# Aim of the exercise:
In the entries below, find each line with the word "legend" and pull it out.

Start of Data extract

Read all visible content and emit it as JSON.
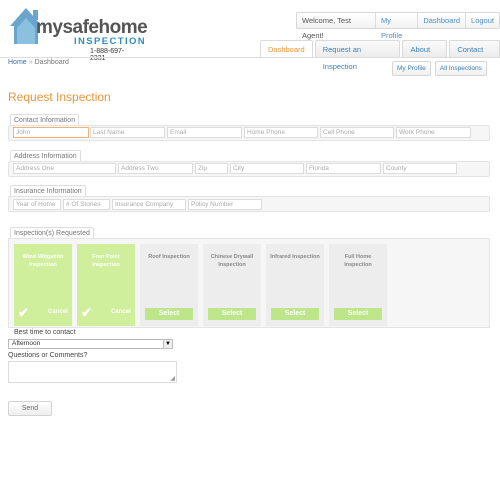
{
  "logo": {
    "word": "mysafehome",
    "sub": "INSPECTION",
    "phone": "1-888-697-2331"
  },
  "userbar": {
    "welcome": "Welcome, Test Agent!",
    "links": [
      "My Profile",
      "Dashboard",
      "Logout"
    ]
  },
  "tabs": [
    {
      "label": "Dashboard",
      "active": true
    },
    {
      "label": "Request an Inspection",
      "active": false
    },
    {
      "label": "About Us",
      "active": false
    },
    {
      "label": "Contact Us",
      "active": false
    }
  ],
  "breadcrumb": {
    "home": "Home",
    "separator": "»",
    "current": "Dashboard"
  },
  "subnav": [
    "My Profile",
    "All Inspections"
  ],
  "page_title": "Request Inspection",
  "contact": {
    "legend": "Contact Information",
    "fields": [
      "John",
      "Last Name",
      "Email",
      "Home Phone",
      "Cell Phone",
      "Work Phone"
    ]
  },
  "address": {
    "legend": "Address Information",
    "fields": [
      "Address One",
      "Address Two",
      "Zip",
      "City",
      "Florida",
      "County"
    ]
  },
  "insurance": {
    "legend": "Insurance Information",
    "fields": [
      "Year of Home",
      "# Of Stories",
      "Insurance Company",
      "Policy Number"
    ]
  },
  "inspections": {
    "legend": "Inspection(s) Requested",
    "cancel_label": "Cancel",
    "select_label": "Select",
    "items": [
      {
        "title": "Wind Mitigation Inspection",
        "selected": true
      },
      {
        "title": "Four Point Inspection",
        "selected": true
      },
      {
        "title": "Roof Inspection",
        "selected": false
      },
      {
        "title": "Chinese Drywall Inspection",
        "selected": false
      },
      {
        "title": "Infrared Inspection",
        "selected": false
      },
      {
        "title": "Full Home Inspection",
        "selected": false
      }
    ]
  },
  "best_time": {
    "label": "Best time to contact",
    "value": "Afternoon"
  },
  "comments": {
    "label": "Questions or Comments?"
  },
  "send_label": "Send",
  "colors": {
    "accent": "#e8973a",
    "link": "#3d80b8",
    "selected_card": "#d0ef9c",
    "select_button": "#bde58a"
  }
}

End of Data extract

# Answer below:
    "legend": "Contact Information",
    "legend": "Address Information",
    "legend": "Insurance Information",
    "legend": "Inspection(s) Requested",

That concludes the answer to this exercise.